(Data items)
------------------------------------------------
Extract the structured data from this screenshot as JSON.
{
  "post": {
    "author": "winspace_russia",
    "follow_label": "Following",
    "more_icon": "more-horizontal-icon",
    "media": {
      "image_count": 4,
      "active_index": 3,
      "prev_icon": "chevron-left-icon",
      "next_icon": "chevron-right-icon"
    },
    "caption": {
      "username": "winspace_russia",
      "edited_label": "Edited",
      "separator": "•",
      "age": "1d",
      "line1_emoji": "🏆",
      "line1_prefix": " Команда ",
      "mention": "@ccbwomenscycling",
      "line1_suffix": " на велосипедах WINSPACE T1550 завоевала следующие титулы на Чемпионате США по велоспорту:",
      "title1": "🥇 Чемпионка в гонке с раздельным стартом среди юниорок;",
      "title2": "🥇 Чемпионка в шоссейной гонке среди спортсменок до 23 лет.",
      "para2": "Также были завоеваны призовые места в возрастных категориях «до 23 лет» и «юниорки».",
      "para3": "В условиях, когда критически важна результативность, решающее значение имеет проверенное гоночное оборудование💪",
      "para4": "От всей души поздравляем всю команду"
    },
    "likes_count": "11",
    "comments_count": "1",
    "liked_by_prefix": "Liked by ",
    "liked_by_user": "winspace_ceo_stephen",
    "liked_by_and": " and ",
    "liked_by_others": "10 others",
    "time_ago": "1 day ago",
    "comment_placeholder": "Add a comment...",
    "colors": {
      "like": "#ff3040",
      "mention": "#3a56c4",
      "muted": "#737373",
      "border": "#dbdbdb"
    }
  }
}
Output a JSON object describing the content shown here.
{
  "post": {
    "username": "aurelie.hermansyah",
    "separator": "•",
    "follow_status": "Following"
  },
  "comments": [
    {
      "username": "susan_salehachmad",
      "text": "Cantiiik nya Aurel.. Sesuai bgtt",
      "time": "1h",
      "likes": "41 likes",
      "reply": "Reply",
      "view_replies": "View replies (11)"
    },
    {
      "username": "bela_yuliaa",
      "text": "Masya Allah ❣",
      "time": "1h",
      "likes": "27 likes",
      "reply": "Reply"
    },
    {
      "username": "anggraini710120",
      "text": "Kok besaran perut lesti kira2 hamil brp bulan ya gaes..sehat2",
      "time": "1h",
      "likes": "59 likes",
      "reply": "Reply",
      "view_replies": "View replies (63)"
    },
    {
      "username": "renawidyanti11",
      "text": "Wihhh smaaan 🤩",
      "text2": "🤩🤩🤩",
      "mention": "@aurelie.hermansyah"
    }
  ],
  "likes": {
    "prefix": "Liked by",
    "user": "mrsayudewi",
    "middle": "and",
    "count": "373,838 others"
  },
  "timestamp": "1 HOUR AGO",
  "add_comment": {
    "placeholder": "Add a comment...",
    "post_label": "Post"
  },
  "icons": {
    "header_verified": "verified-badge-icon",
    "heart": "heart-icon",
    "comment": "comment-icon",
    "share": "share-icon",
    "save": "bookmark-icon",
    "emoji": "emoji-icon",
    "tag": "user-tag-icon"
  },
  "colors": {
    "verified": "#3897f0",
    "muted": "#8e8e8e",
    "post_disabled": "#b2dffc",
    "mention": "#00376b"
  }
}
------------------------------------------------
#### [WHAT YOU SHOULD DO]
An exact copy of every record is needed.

#### [WRITTEN ANSWER]
Extract the structured data from this screenshot as JSON.
{
  "post": {
    "author": "winspace_russia",
    "follow_label": "Following",
    "more_icon": "more-horizontal-icon",
    "media": {
      "image_count": 4,
      "active_index": 3,
      "prev_icon": "chevron-left-icon",
      "next_icon": "chevron-right-icon"
    },
    "caption": {
      "username": "winspace_russia",
      "edited_label": "Edited",
      "separator": "•",
      "age": "1d",
      "line1_emoji": "🏆",
      "line1_prefix": " Команда ",
      "mention": "@ccbwomenscycling",
      "line1_suffix": " на велосипедах WINSPACE T1550 завоевала следующие титулы на Чемпионате США по велоспорту:",
      "title1": "🥇 Чемпионка в гонке с раздельным стартом среди юниорок;",
      "title2": "🥇 Чемпионка в шоссейной гонке среди спортсменок до 23 лет.",
      "para2": "Также были завоеваны призовые места в возрастных категориях «до 23 лет» и «юниорки».",
      "para3": "В условиях, когда критически важна результативность, решающее значение имеет проверенное гоночное оборудование💪",
      "para4": "От всей души поздравляем всю команду"
    },
    "likes_count": "11",
    "comments_count": "1",
    "liked_by_prefix": "Liked by ",
    "liked_by_user": "winspace_ceo_stephen",
    "liked_by_and": " and ",
    "liked_by_others": "10 others",
    "time_ago": "1 day ago",
    "comment_placeholder": "Add a comment...",
    "colors": {
      "like": "#ff3040",
      "mention": "#3a56c4",
      "muted": "#737373",
      "border": "#dbdbdb"
    }
  }
}
Output a JSON object describing the content shown here.
{
  "post": {
    "username": "aurelie.hermansyah",
    "separator": "•",
    "follow_status": "Following"
  },
  "comments": [
    {
      "username": "susan_salehachmad",
      "text": "Cantiiik nya Aurel.. Sesuai bgtt",
      "time": "1h",
      "likes": "41 likes",
      "reply": "Reply",
      "view_replies": "View replies (11)"
    },
    {
      "username": "bela_yuliaa",
      "text": "Masya Allah ❣",
      "time": "1h",
      "likes": "27 likes",
      "reply": "Reply"
    },
    {
      "username": "anggraini710120",
      "text": "Kok besaran perut lesti kira2 hamil brp bulan ya gaes..sehat2",
      "time": "1h",
      "likes": "59 likes",
      "reply": "Reply",
      "view_replies": "View replies (63)"
    },
    {
      "username": "renawidyanti11",
      "text": "Wihhh smaaan 🤩",
      "text2": "🤩🤩🤩",
      "mention": "@aurelie.hermansyah"
    }
  ],
  "likes": {
    "prefix": "Liked by",
    "user": "mrsayudewi",
    "middle": "and",
    "count": "373,838 others"
  },
  "timestamp": "1 HOUR AGO",
  "add_comment": {
    "placeholder": "Add a comment...",
    "post_label": "Post"
  },
  "icons": {
    "header_verified": "verified-badge-icon",
    "heart": "heart-icon",
    "comment": "comment-icon",
    "share": "share-icon",
    "save": "bookmark-icon",
    "emoji": "emoji-icon",
    "tag": "user-tag-icon"
  },
  "colors": {
    "verified": "#3897f0",
    "muted": "#8e8e8e",
    "post_disabled": "#b2dffc",
    "mention": "#00376b"
  }
}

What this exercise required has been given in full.